TASK BRIEF: Scan the data that follows and count the lines with the string "name"; answer with the count alone.

(Records contained in a dataset)
------------------------------------------------------------

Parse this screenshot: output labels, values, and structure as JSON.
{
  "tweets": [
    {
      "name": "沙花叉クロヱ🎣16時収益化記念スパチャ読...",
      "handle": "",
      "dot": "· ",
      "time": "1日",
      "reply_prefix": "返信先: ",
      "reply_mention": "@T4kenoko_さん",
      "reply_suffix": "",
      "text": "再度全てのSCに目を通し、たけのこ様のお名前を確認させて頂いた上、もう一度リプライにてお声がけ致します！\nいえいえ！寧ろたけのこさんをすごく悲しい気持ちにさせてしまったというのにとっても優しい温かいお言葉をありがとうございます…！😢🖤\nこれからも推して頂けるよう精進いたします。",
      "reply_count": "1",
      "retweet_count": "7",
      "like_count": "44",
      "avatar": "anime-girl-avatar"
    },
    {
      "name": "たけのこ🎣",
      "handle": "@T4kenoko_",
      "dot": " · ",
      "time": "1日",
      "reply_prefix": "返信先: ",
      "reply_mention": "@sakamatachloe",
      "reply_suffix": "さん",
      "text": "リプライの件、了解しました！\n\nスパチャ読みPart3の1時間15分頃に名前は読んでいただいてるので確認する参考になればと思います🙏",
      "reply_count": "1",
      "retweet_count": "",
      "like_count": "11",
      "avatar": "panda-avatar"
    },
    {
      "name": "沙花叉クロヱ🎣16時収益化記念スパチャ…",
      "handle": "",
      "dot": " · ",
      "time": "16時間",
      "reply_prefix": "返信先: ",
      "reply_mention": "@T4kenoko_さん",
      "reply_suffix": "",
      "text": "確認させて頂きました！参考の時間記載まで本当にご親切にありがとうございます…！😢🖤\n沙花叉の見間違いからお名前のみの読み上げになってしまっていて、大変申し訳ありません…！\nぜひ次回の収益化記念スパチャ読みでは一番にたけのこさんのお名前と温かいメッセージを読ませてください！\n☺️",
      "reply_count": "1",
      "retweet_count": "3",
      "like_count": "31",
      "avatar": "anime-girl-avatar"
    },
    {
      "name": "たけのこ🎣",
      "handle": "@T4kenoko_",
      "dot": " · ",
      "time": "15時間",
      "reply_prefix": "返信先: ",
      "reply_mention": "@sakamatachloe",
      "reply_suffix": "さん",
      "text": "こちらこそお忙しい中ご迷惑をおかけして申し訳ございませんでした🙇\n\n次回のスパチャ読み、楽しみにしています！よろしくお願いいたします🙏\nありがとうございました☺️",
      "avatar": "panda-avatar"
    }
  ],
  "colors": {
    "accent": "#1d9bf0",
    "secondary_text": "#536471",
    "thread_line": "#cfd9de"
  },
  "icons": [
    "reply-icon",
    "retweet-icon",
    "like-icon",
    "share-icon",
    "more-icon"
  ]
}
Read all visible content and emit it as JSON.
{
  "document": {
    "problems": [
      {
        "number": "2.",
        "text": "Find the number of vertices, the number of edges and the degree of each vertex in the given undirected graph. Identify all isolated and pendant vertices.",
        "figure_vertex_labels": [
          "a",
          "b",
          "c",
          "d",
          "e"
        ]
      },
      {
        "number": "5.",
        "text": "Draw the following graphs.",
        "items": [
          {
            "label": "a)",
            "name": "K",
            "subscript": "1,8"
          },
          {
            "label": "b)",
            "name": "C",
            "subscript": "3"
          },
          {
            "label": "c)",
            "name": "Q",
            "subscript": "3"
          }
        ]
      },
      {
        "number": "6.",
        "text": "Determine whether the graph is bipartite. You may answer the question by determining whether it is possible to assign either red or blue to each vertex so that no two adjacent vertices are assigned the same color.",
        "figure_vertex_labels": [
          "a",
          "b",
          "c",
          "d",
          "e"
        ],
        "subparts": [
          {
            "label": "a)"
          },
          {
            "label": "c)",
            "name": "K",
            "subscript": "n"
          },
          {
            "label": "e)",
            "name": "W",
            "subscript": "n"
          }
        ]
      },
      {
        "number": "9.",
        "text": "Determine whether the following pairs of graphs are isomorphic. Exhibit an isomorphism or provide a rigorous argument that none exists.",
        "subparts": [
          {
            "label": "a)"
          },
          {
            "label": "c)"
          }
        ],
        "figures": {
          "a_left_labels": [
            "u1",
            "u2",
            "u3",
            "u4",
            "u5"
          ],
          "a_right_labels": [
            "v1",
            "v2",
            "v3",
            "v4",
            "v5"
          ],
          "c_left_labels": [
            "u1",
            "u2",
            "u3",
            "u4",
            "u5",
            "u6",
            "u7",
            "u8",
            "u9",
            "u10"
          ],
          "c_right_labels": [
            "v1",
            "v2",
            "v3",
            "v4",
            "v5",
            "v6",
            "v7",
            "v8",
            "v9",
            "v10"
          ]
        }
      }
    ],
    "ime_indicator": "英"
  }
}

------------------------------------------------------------

RESPONSE BELOW: 9